On the other hand, we also sell latte whisks for £1.00.
“Good for omelettes as well as milk,” I say.
And big brass bells.
Some of these bells have Titanic engraved on them and some are plain.
“Are they from the real Titanic?” people ask.
I’m always tempted to say yes.
“I think they’d be more than fifty pounds if they were.”
Generally, customers are tentative about ringing the bells.
“Go on,” Mum says, when she watches them gently tugging at the bell chord. “Give it a good ring.”
The Nigerian business man who came in yesterday didn’t need any encouragement.
Smart in a suit and tie, he walked over to the two bells left on display and he rang the first bell with gusto.
We looked at him and smiled.
Then he rang the second bell as loudly. It was a deeper sound than the first.
“They’re slightly different, aren’t they?” Mum said.
“Are they different?”
He frowned then rang the first bell again and then the second.
“Which is better?”
“Well it’s whatever sound you prefer.”
He rang them as hard he could and the dongs started to feel like they were inside my head.
“You should join a bell ringing club,” Mum said.
He rubbed his jaw thoughtfully.
“Which is bigger?”
“They’re the same.”
He rang them again, doubtfully. He didn’t want to make a mistake.
I stepped forward with a measuring tape and confirmed they were the same size.

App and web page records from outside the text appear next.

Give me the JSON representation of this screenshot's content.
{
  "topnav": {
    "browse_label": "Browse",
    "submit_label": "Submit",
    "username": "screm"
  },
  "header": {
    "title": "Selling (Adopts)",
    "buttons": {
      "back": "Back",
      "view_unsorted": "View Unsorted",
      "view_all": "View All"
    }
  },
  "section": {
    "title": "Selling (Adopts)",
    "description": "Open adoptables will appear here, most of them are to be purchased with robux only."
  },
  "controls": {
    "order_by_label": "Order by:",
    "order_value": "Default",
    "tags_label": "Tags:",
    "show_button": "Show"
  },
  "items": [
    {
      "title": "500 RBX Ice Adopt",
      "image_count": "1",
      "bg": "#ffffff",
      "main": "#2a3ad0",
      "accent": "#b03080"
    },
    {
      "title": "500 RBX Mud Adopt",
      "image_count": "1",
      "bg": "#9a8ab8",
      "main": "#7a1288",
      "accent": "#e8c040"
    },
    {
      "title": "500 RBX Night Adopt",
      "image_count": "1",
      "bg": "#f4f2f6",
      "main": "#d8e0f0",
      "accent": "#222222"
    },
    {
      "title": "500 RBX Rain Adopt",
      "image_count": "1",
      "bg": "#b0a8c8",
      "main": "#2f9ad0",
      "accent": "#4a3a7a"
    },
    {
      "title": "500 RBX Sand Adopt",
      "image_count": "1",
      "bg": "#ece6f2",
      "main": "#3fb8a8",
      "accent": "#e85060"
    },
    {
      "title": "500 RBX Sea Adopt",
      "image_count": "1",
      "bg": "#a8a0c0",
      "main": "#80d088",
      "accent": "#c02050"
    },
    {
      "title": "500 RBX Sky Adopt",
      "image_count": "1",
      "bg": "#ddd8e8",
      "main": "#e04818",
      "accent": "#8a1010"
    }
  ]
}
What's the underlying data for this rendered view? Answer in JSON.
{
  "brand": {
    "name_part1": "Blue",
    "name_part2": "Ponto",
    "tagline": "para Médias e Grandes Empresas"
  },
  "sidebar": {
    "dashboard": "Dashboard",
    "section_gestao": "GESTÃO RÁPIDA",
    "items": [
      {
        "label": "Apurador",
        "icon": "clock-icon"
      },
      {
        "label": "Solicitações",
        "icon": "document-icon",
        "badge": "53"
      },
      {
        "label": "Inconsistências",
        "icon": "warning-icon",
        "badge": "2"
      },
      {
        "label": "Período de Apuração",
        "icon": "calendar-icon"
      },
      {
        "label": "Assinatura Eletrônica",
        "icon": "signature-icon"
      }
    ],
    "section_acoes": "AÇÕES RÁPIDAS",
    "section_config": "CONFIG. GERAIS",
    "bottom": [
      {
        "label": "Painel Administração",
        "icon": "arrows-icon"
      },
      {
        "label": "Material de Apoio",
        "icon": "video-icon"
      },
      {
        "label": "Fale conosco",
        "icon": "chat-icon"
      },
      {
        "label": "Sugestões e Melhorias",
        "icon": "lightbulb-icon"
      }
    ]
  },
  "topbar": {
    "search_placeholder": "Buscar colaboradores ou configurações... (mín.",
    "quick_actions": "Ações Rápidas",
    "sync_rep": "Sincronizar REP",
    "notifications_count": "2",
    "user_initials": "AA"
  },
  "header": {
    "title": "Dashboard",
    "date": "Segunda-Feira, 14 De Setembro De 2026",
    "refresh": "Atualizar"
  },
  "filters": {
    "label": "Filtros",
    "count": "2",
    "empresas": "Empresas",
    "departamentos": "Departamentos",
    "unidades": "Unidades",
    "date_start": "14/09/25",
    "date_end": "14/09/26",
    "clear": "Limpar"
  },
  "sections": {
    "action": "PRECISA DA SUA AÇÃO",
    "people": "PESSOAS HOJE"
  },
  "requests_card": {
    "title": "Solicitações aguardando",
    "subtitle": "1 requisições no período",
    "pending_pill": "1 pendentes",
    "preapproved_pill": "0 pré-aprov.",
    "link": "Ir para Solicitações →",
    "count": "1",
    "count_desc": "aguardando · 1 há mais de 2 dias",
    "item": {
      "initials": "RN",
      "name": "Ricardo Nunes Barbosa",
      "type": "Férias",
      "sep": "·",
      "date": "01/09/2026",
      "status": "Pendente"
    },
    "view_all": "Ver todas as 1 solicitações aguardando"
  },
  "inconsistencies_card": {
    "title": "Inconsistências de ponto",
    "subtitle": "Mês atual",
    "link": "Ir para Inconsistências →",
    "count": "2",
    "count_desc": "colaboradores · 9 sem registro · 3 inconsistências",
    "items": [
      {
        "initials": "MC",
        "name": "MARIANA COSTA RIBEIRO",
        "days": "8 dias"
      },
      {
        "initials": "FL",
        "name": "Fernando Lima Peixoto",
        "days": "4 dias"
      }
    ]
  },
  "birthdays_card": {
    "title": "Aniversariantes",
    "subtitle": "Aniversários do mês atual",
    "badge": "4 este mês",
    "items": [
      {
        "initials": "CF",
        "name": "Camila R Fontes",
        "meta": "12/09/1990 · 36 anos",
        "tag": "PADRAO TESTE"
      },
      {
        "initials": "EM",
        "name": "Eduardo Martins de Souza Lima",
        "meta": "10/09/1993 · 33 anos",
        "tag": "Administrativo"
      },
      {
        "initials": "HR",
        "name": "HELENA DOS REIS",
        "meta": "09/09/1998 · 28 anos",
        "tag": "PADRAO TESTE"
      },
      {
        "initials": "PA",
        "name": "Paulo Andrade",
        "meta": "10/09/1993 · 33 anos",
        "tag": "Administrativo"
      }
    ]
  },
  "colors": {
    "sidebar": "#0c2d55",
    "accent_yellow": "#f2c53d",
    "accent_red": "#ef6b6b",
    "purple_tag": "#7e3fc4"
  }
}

“Give me one for thirty pounds,” he said.
“No, they’re really cheap. Go to Greenwich and you’ll see miniature ones for seventy pounds.”
“I only have thirty pounds.”

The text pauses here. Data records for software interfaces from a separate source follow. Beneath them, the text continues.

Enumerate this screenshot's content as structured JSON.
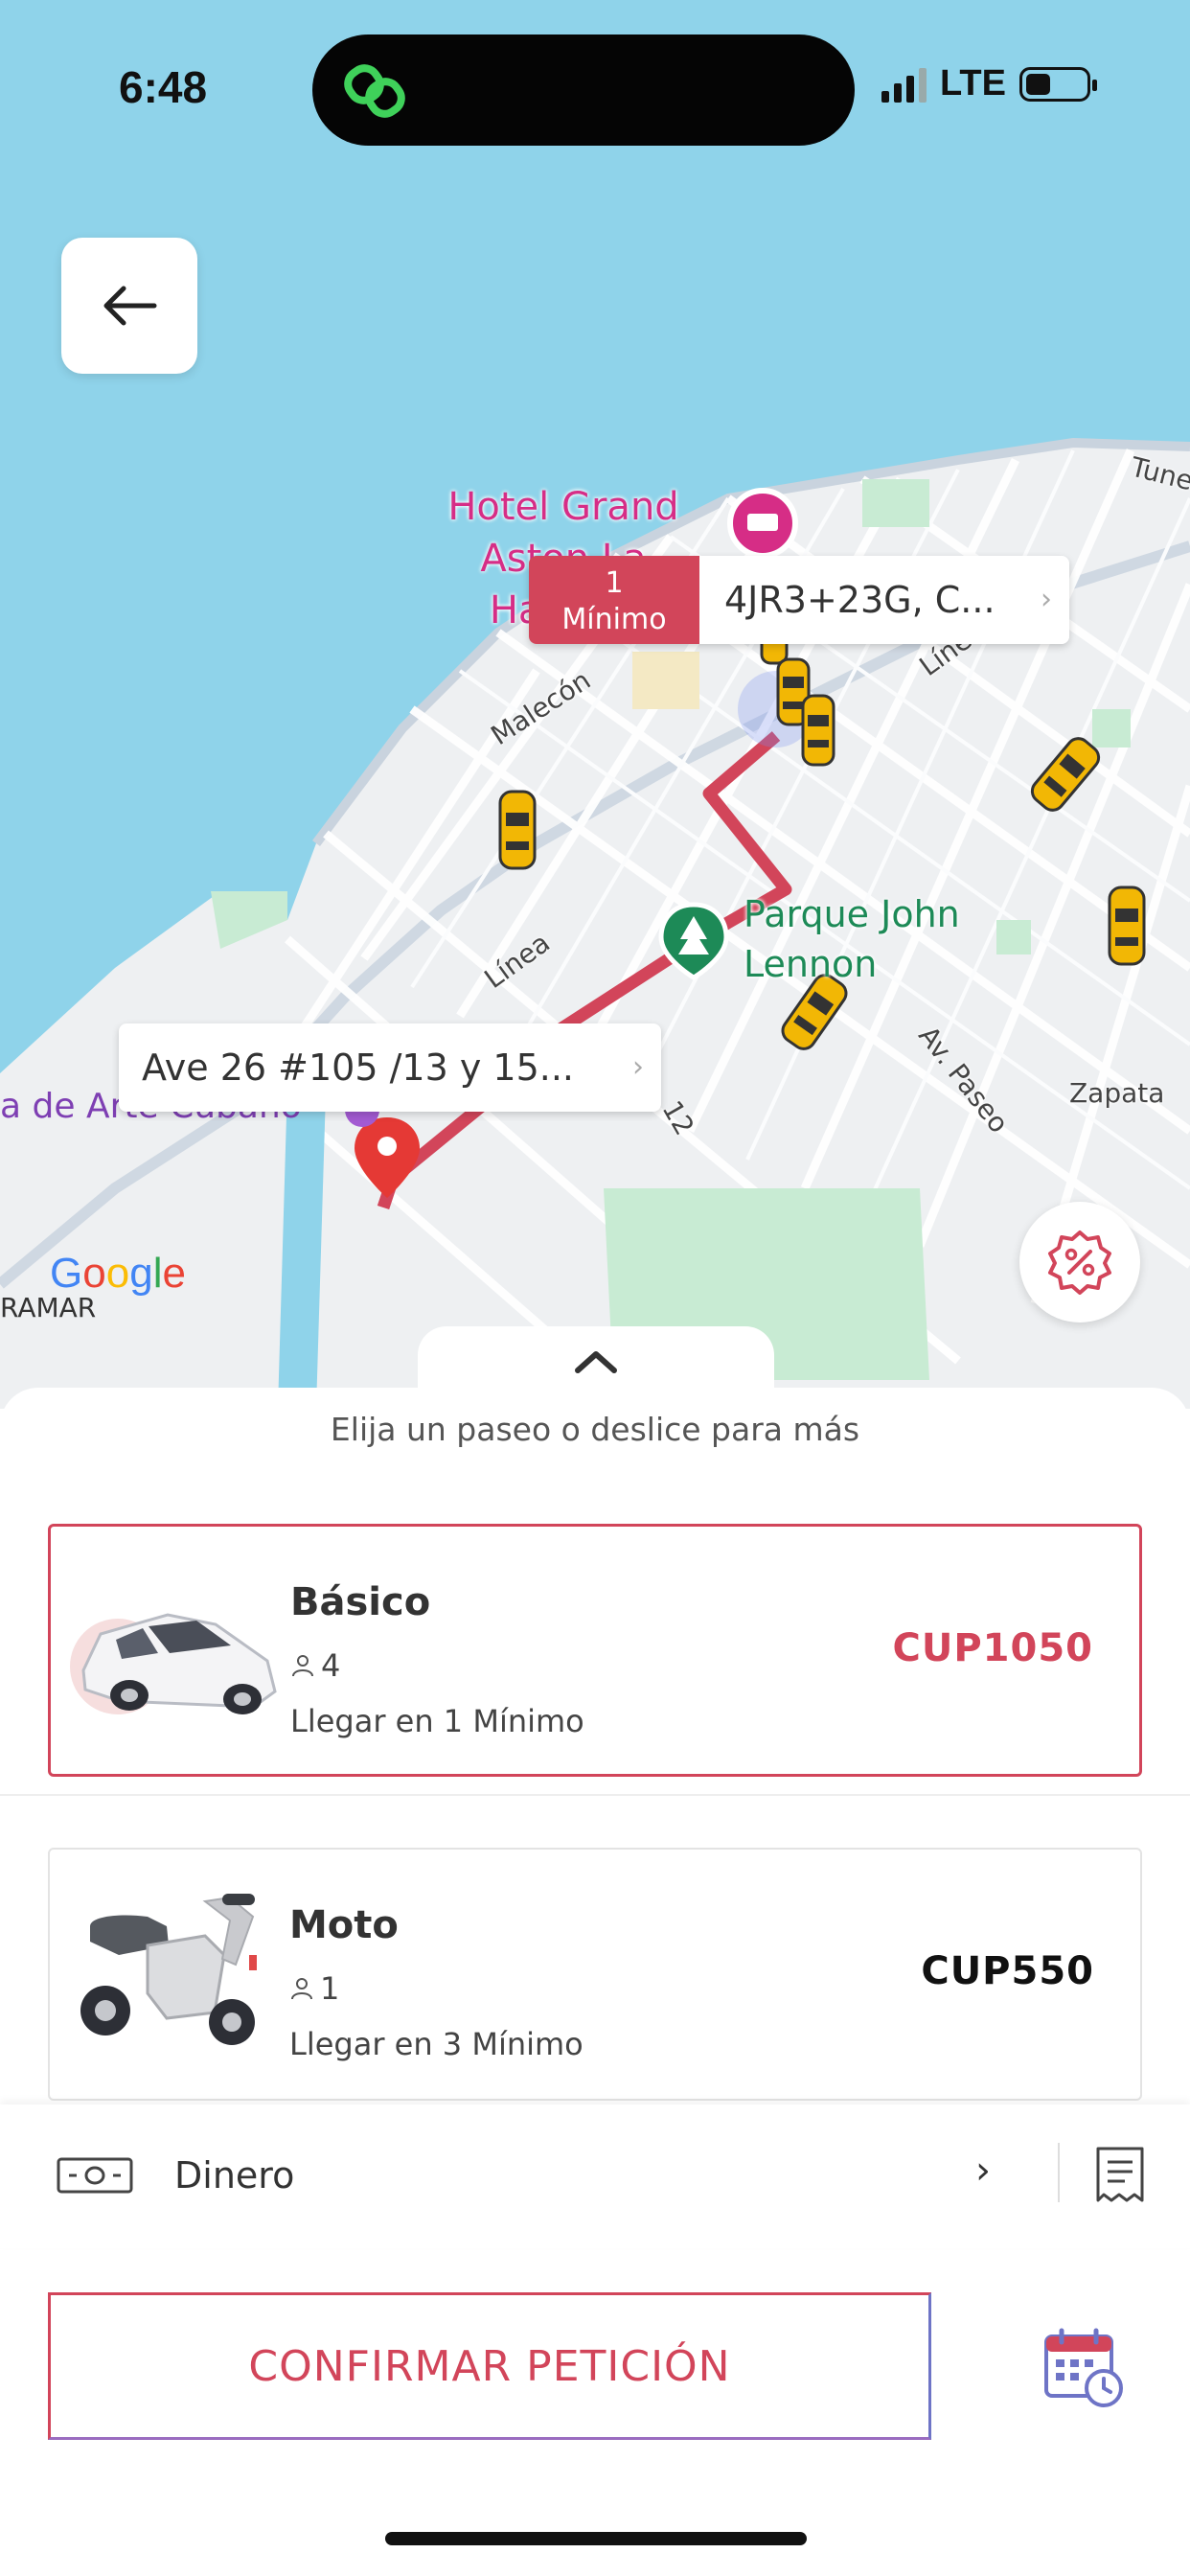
{
  "status_bar": {
    "time": "6:48",
    "network": "LTE"
  },
  "map": {
    "hotel_label": "Hotel Grand Aston La Habana",
    "park_label": "Parque John Lennon",
    "streets": [
      "Malecón",
      "Línea",
      "Línea",
      "Av. Paseo",
      "Zapata",
      "12",
      "Tune"
    ],
    "poi_left": "a de Arte Cubano",
    "area_label": "RAMAR",
    "google_letters": [
      "G",
      "o",
      "o",
      "g",
      "l",
      "e"
    ],
    "colors": {
      "water": "#8fd3ea",
      "land": "#eef0f2",
      "route": "#d2455a",
      "park": "#c8ebd3"
    }
  },
  "destination": {
    "eta_value": "1",
    "eta_unit": "Mínimo",
    "address": "4JR3+23G, C..."
  },
  "origin": {
    "address": "Ave 26 #105 /13 y 15..."
  },
  "sheet": {
    "hint": "Elija un paseo o deslice para más",
    "rides": [
      {
        "name": "Básico",
        "seats": "4",
        "eta": "Llegar en 1 Mínimo",
        "price": "CUP1050",
        "selected": true
      },
      {
        "name": "Moto",
        "seats": "1",
        "eta": "Llegar en 3 Mínimo",
        "price": "CUP550",
        "selected": false
      }
    ]
  },
  "payment": {
    "method": "Dinero"
  },
  "confirm": {
    "label": "CONFIRMAR PETICIÓN"
  },
  "colors": {
    "accent": "#d2455a",
    "accent_secondary": "#6e74c6"
  }
}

Mum and I looked at each other. We were having a Sale after all.
“We’ll do them for forty five,” I said.
“But I want two.”

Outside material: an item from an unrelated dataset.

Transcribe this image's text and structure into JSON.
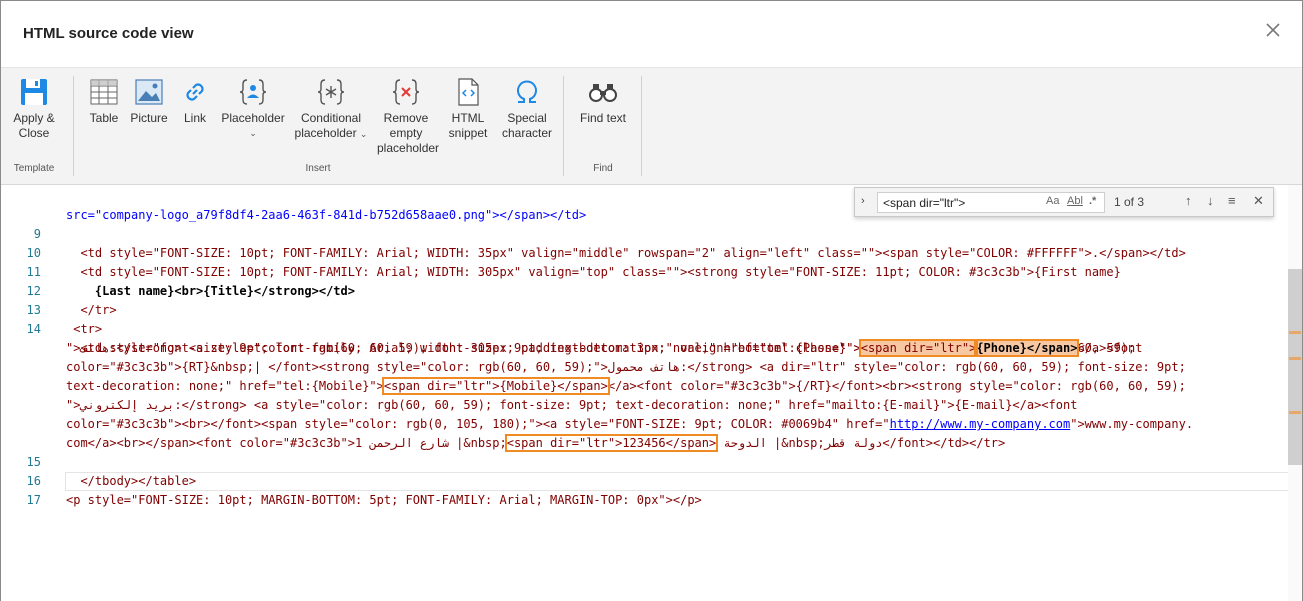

“So it’s ninety.”
“I only have sixty pounds.”
He started ringing them again as another customer came in with a pack of bulbs.
“Do you sell these?”
Mum addressed the bulb man while I stood by the two bells, ready with my screwdriver in case the bell man should want me to take one off the wall.
“They are Pickwick bulbs,” the customer said.
“Yes Pickwick.”
“We don’t do them,” Mum said, “but they’re lovely.”
They were of the candle shaped variety.
“Yes they are, aren’t they?” the man said enthusiastically.
The business man was ringing the bells again.
“They’re looking for bell ringers at Southwark Cathedral,” the bulb man said. “What’s it called again?”
As the business man went to ring the second bell my hand instinctively went to hold the chord. But I caught myself, let it go and allowed him to ring the bell with energy.
“Pickwick,” Mum murmured.
“Yes, Pickwick.”
The bell man dealt three twenty pound notes onto the counter.
“Give me two for sixty.”
We all have our limits and this man had just found ours.
“Would you work for free?” Mum cried.
“Of course,” he said, “I am a Christian.”
I spluttered into my hand. He struck me as the kind of person who’d sell tickets to heaven.
But then again, I’m of the cynical variety.
Mum was momentarily flummoxed.
“Well I do a lot of free work myself but this is a shop!”
“Campanology,” the bulb man said, “that’s what it’s called.”
In the end the business man did buy a bell and we tied it up in a plastic bag so he’d resist a final dong on his way out.